In temperate climates, you might leave your hammock outside all year long. Harsh elements over long periods of time can deteriorate the hammock tree straps. Hot, sunny weather can make straps brittle and subject to cracking. Freezing northern temperatures can also break down fibers causing them to split and crack. If you live in an area that is susceptible to extreme temperatures, bring your hammock indoors during the most severe temperatures.
Inspect the straps periodically for wear and tear and replace them as needed. If you notice that hammock tree straps are sticky from tree sap, clean them up using rubbing alcohol before storing them away. They’ll be clean and ready to use when you need them.
Before you choose the trees that you want to use for your hammock, lay down on the ground on your back, just below where the hammock will stand. Look up. This is the view that you’ll see when you are laying in your hammock after you hang it. Make a mental note of anything that may fall from the tree during any season, including nuts, seeds, acorns, and leaves. If you have a choice between sticky, sappy trees or dry trees, opt for the dry trees.
Do Hammock Tree Straps Work?
Hammock tree straps are as effective as the materials that you use and how they are installed, which is why it’s so important to do the job right. There is one universal method for hanging hammock tree straps and it has some minor variations relative to loops and links. The only right method is the one for you that supports your weight and suspends your hammock safely between two solid supports. The simple answer is—when they are done right, yes, they work great!
The word hammock comes from a term meaning fishnet. Hammocks have come a long way since they were used on sailing ships where they were space-saving beds for sailors that could be rolled up and stored out of the way. Today’s stronger fabrics and tougher hardware provide a safe sleeping space to guard outdoorsmen from snakes and critters.
Hammocks are equally popular for almost everyone who wants to lounge the day away under a beautiful, breezy sky.
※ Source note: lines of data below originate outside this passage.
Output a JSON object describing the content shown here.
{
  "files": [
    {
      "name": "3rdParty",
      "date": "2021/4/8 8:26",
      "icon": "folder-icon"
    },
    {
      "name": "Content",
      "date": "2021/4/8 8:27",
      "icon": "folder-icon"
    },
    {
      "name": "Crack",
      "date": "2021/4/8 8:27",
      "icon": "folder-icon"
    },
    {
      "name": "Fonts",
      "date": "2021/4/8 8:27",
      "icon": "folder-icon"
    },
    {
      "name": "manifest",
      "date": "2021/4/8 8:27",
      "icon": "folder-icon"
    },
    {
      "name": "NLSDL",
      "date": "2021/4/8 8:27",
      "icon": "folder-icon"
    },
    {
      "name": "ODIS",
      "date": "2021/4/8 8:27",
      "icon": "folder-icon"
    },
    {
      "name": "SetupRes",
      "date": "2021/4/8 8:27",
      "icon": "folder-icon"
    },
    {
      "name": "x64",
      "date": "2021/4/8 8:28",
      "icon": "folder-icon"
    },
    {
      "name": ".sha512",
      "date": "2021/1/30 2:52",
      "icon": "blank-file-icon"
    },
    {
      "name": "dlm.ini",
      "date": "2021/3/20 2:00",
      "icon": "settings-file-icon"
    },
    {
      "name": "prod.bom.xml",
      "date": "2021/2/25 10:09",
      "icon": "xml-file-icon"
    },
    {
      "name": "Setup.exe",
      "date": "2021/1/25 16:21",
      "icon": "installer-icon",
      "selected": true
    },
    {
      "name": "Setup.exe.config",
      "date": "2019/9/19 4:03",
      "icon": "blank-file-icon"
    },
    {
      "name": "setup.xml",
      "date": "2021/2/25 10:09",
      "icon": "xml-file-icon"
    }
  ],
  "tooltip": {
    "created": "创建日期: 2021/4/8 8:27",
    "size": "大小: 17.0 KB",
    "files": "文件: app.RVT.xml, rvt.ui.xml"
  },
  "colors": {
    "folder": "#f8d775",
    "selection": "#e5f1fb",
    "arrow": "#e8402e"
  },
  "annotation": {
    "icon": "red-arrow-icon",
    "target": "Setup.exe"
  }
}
Regardless of the reason, you are getting a hammock, take the time to purchase materials and learn how to suspend your hammock securely between trees. A well-made hammock that is expertly attached enhances your environment and provides you with hours of enjoyment.